Hidetaka Nishiyama was one of the men responsible for the establishment of the Japan Karate Association (JKA). Nishiyama (Shotokan) - who had been training in martial arts since 1933, was promoted to 3rd dan by Gichin Funakoshi in 1950 - three years before Urban even began his own training. By this time, Nishiyama already had dan rankings in judo and kendo. In contrast, Urban had zero martial arts experience prior to 1953. By 1952, a year prior to Urban beginning his own training, Nishiyama began training U.S. service members in Japan. As the JKA began to organize to spread to the U.S., Nishiyama was promoted to 4th, and later, in 1960, 5th dan.
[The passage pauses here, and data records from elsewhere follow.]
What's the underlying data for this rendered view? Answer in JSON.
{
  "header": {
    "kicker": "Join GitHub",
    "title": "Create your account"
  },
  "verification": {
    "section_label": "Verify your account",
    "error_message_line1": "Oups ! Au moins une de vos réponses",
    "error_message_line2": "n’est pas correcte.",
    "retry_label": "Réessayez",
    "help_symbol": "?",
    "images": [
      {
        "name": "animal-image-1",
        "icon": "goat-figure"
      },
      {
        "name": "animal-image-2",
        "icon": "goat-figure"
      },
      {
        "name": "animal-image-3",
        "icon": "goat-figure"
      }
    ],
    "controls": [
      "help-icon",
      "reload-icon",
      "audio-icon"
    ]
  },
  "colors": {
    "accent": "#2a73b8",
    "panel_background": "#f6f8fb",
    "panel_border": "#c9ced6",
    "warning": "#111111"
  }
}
But somehow, Peter Urban, who had absolutely no martial arts experience prior to 1953, is promoted to 6th dan in Goju Karate and sent to the U.S. in 1959 to plant the Goju flag for Yamaguchi's organization. Nishiyama already had 26 years of martial arts experience by this time, while Urban had only six years of experience. Another case is that of Tsutomu Oshima, who was also promoted by Funakoshi to 5th dan prior to his own move to the U.S. in 1957, two years ahead of Urban's return home.

So, why did Yamaguchi promote Urban to 6th dan and send him to the U.S. as his representative in 1959? The answer is simple. Fifth dan was the highest rank in the Shotokan system at the time; Funakoshi did not promote any higher. Making Peter Urban a 6th dan made Urban "senior" to the Japanese Shotokan representatives now arriving to the U.S. Also, Urban was a native son - an American. It was a race as to which style/organization would conquer the West. Urban clearly did not rate 6th dan. It was calculated marketing and politics by Yamaguchi [my opinion]. This is why I believe Urban broke away. He saw through this and did not want part of it. What is curious is that rather than seek another teacher, Urban kept his inflated rank and added four more degrees to his pedigree by founding this own system and proclaiming himself a master at the level of Yamaguchi, Funakoshi, or anyone else who was a recognized master at the time."